GOP states quit the program that fights voter fraud. Now they’re scrambling.

Over the past year and a half, eight Republican-led states quit a nonpartisan program designed to keep voter rolls accurate and up to date.

Top Republican election officials in those states publicly argued the program was mismanaged. The conspiracy theorists who cheered them on falsely insisted it was a front for liberals to take control of elections.

But experts say the program, known as the Electronic Registration Information Center, was among the best nationwide tool states had to catch people trying to vote twice in the same election. Now, those Republican-led states who left — and other states who lost access to their data — are scrambling to police so-called “double voters” ahead of the presidential election in 2024.

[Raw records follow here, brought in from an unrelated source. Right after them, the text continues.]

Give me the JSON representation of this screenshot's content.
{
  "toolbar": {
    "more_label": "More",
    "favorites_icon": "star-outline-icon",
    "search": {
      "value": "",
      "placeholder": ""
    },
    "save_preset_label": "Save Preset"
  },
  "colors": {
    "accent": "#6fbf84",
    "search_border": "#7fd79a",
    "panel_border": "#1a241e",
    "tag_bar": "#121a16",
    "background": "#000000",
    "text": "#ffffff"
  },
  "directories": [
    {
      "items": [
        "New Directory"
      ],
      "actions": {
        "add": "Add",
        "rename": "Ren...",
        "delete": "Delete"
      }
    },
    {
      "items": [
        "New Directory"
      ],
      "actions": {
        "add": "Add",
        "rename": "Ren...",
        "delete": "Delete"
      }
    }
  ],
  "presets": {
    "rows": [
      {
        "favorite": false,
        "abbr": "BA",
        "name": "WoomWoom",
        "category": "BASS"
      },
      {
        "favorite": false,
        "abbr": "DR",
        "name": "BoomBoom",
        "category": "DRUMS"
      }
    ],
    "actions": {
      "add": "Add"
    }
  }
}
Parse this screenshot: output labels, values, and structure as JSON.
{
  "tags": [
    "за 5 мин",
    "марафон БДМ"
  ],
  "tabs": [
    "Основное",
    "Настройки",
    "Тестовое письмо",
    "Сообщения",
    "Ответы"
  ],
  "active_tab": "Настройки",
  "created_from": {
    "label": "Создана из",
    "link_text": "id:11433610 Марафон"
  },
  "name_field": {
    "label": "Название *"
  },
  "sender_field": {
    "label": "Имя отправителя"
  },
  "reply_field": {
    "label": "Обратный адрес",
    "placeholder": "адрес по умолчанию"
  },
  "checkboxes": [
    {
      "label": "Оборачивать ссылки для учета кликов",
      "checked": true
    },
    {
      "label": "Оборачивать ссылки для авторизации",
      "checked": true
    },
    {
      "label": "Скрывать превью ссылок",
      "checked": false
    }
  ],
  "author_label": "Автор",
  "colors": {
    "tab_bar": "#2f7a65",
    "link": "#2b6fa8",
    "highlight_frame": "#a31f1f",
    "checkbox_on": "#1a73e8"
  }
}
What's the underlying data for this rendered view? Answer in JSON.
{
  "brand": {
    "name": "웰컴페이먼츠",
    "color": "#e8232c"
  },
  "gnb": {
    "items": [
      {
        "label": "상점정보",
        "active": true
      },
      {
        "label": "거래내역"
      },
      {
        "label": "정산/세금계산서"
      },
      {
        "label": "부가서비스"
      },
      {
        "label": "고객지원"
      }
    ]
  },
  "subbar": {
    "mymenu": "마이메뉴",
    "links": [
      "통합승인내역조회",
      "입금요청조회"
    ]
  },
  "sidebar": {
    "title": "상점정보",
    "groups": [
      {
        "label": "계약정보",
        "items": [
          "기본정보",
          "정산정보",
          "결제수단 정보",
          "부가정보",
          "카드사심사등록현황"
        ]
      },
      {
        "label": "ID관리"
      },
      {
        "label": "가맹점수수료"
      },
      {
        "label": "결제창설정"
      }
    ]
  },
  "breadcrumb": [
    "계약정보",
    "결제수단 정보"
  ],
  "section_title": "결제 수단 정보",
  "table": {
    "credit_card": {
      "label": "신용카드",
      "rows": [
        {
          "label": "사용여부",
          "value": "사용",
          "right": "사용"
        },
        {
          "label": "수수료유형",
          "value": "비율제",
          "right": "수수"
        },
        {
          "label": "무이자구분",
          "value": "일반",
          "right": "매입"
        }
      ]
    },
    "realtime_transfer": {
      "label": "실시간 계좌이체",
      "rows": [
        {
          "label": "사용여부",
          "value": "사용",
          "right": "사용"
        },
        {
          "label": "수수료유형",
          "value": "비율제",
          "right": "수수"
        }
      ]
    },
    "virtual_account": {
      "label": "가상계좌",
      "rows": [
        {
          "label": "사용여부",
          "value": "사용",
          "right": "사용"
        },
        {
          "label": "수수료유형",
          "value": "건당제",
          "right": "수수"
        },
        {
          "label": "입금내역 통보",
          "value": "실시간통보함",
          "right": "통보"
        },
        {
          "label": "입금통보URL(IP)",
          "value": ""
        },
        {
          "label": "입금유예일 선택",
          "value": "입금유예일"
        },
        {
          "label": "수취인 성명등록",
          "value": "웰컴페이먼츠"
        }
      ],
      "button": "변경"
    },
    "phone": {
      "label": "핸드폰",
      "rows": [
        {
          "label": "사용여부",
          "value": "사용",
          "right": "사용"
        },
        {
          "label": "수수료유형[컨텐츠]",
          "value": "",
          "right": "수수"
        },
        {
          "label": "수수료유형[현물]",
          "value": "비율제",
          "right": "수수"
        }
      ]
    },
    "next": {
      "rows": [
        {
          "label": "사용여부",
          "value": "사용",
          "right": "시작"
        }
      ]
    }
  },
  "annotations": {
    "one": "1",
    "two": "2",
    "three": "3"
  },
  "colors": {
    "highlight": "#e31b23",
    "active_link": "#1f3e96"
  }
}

In recent months, elections officials in Ohio — one of the states that led the flight from ERIC — and elsewhere have been quietly convening leaders from dozens of states to talk about ways they can still work together to try to catch double-voters.

“The whole goal is to have something in place, state-to-state, prior to the 2024 election,” Amanda Grandjean, Ohio's assistant secretary of state and senior adviser, told POLITICO, the first time she has spoken publicly about the efforts.

The scramble by states to fill a security gap left open by exiting ERIC comes at a critical time. Elections officials face ongoing scrutiny about the accuracy of voter rolls after extensive — and untrue — accusations of widespread fraud in the past two election cycles. The 2024 elections are getting closer.

Grandjean said 27 states have expressed interest in the effort, with varying degrees of commitment.

But actually getting it off the ground is a different matter.

Grandjean declined to share a complete list of participants, but said there has been a “bipartisan” working group which also includes states that remain active members of ERIC. She said states have been meeting weekly to discuss the structure of the program. States she mentioned that have been actively involved in conversations include West Virginia, Florida and Virginia — three states that left ERIC — as well as Georgia, which remains in ERIC and whose Republican secretary of state, Brad Raffensperger, has been one of the organization’s chief public defenders.

In a text message, a spokesperson for Raffensperger confirmed that his office is “trying to work out agreements with several non-ERIC states,” but said they had no further details to share. A spokesperson for the Virginia elections department told Virginia Public Media in May — shortly after the state announced its intention to pull out of ERIC — that it had “been participating in talks with other states for several months” on a potential double-voter program, but declined to answer further questions about the effort.

Interstate double voting — someone successfully or trying to cast a ballot in the same election in two different states — is widely believed by election officials to be rare. But it does happen. Election officials, and Republican politicians, have praised ERIC in the past as a key tool that has helped them catch cases.

In the interview, Grandjean stressed that the new effort she is trying to rally support for is “not meant to be something that’s comparative” to ERIC. It would be structured entirely differently, based on individual states signing data sharing agreements with one another, and not a more centralized database structure.

“There's no bylaws, there's no membership agreement,” she said. “It's just sharing information with each other.”

But that also means that any arrangement will be much more limited in practice than ERIC. One of ERIC’s biggest values was serving as a central clearinghouse for states’ data that they used to update voter rolls, either by scrubbing out-of-date registrations or finding potentially eligible but unregistered voters. Those two things are much harder, if not impossible, to replicate with one-on-one agreements between states.

The future of ERIC also remains uncertain.

The states that left have denied that the attacks from conspiracy theorists had anything to do with the rush for the exits. Grandjean, who at one point chaired ERIC’s board, said she did not want to “relitigate” the fight but that it was “unfairly” portrayed in the media. Instead, most of the states that left said it was due to a fight over efforts to change the composition of ERIC’s board to remove a non-voting member and disagreements over what member states had to do with the data collected and distributed by the organization — something that many of the remaining states dismissed as a false pretense put forward to justify an exodus and score political points.

Twenty-six states and the District of Columbia are currently members of the organization — a number that includes Virginia, whose resignation is set to take effect next month. Efforts are underway in New York and California to potentially join the organization, but that number could further dwindle in the future as well.

Texas Gov. Greg Abbott, a Republican, signed a law late last month that would allow the state to leave the program.

And Kentucky Secretary of State Michael Adams — a Republican who has also vocally defended ERIC — recently acknowledged his state is also looking at alternatives.

In a statement late last month, Adams said ERIC has been weakened because there are less participating states contributing data, increasing costs and decreasing utility to remaining states.

“While my administration will never cave to conspiracy theorists, it nevertheless is true that the value of ERIC to us going forward is a debatable question,” he said. “Kentucky is about to pay a lot more money to get a lot less information.”